Instructions to follow:
Among the entries, find the lines with the string "filters" and report them.

Supplied information:

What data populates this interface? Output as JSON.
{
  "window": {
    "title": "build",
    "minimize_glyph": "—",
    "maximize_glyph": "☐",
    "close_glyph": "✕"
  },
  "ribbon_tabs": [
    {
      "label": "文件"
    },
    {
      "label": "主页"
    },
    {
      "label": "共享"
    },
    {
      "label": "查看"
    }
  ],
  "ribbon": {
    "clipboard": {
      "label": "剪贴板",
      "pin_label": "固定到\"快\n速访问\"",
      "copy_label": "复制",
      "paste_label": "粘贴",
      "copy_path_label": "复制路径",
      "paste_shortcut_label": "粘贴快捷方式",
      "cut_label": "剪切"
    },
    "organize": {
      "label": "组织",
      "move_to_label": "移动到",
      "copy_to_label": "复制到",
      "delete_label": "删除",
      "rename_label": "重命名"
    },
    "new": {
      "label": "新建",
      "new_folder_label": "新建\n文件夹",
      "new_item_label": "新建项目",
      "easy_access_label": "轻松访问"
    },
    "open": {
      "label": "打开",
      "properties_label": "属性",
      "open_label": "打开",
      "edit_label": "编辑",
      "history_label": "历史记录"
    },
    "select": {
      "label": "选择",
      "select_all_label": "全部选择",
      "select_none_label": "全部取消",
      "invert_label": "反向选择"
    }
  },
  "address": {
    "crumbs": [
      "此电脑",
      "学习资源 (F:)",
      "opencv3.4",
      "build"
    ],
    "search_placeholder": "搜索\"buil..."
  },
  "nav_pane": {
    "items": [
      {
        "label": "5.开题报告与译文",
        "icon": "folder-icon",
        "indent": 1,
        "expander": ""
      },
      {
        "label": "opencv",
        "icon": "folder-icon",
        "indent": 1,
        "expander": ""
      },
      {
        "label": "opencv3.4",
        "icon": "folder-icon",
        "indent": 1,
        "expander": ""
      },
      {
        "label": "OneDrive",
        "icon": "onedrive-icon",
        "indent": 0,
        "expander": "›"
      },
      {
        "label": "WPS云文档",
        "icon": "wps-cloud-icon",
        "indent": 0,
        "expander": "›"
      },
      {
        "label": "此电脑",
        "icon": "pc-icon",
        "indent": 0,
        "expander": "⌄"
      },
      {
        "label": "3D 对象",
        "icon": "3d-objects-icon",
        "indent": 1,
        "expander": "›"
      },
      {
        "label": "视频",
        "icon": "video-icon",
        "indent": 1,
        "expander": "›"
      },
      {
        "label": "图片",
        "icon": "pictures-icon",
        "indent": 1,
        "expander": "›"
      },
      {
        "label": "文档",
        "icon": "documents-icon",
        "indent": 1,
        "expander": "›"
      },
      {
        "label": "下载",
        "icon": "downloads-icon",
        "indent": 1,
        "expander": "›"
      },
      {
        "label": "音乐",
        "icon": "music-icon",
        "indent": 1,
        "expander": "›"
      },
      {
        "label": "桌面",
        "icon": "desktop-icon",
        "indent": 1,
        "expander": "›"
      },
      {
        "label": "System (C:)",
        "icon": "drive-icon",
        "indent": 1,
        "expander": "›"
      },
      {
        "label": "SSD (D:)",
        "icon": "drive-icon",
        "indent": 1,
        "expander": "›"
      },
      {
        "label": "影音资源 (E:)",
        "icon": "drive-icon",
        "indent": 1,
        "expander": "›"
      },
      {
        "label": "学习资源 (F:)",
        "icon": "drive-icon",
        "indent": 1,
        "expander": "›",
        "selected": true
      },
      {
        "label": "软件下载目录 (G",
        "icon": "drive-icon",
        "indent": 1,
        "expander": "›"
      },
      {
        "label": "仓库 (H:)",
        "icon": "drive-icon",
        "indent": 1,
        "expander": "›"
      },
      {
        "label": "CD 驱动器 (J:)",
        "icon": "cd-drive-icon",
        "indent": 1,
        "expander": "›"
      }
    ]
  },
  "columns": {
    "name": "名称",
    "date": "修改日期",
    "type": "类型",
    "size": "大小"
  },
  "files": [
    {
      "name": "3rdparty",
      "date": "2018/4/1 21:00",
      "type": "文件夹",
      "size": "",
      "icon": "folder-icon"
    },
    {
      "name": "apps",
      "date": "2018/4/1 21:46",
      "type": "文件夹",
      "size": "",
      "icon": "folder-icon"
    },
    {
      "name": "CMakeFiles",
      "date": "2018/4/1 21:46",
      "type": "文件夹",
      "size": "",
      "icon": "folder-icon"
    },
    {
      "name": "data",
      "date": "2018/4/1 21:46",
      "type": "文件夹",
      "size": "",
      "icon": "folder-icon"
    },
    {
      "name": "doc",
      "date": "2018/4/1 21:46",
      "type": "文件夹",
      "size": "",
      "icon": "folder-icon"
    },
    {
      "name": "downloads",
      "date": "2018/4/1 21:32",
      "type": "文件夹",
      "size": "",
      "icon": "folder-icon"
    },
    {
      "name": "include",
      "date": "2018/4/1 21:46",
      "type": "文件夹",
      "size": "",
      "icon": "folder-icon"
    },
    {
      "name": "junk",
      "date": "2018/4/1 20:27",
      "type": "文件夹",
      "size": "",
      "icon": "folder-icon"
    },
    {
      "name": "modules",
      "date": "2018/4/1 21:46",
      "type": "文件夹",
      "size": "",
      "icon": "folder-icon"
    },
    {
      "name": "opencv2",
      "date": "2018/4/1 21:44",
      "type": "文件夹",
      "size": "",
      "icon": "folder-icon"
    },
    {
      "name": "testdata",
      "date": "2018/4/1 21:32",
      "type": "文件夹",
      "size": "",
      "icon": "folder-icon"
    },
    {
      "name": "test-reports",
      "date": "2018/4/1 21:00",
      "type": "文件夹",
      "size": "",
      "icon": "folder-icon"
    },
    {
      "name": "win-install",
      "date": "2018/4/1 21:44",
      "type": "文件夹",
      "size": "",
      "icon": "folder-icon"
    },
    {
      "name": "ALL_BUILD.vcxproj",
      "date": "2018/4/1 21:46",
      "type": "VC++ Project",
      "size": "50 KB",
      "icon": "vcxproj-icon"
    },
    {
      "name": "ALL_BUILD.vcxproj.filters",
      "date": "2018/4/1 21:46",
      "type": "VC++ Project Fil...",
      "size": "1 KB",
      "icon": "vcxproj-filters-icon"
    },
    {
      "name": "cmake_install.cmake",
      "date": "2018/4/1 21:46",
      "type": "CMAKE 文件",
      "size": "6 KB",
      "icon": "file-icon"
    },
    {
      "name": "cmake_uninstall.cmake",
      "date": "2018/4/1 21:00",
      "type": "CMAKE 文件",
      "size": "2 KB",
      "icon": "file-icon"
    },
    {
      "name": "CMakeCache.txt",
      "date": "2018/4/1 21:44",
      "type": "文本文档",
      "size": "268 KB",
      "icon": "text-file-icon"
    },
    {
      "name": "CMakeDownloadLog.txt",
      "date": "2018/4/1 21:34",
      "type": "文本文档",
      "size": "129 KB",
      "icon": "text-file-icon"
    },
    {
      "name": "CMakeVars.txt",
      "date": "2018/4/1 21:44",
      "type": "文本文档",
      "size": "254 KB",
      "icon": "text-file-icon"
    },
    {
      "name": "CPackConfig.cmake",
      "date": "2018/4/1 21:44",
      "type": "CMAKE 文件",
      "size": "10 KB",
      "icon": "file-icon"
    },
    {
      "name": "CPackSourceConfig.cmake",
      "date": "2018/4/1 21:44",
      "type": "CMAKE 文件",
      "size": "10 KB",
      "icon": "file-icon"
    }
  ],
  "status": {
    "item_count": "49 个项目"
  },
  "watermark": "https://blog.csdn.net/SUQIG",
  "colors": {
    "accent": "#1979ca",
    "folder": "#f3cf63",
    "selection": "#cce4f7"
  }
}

The completed task:
      "name": "ALL_BUILD.vcxproj.filters",
      "icon": "vcxproj-filters-icon"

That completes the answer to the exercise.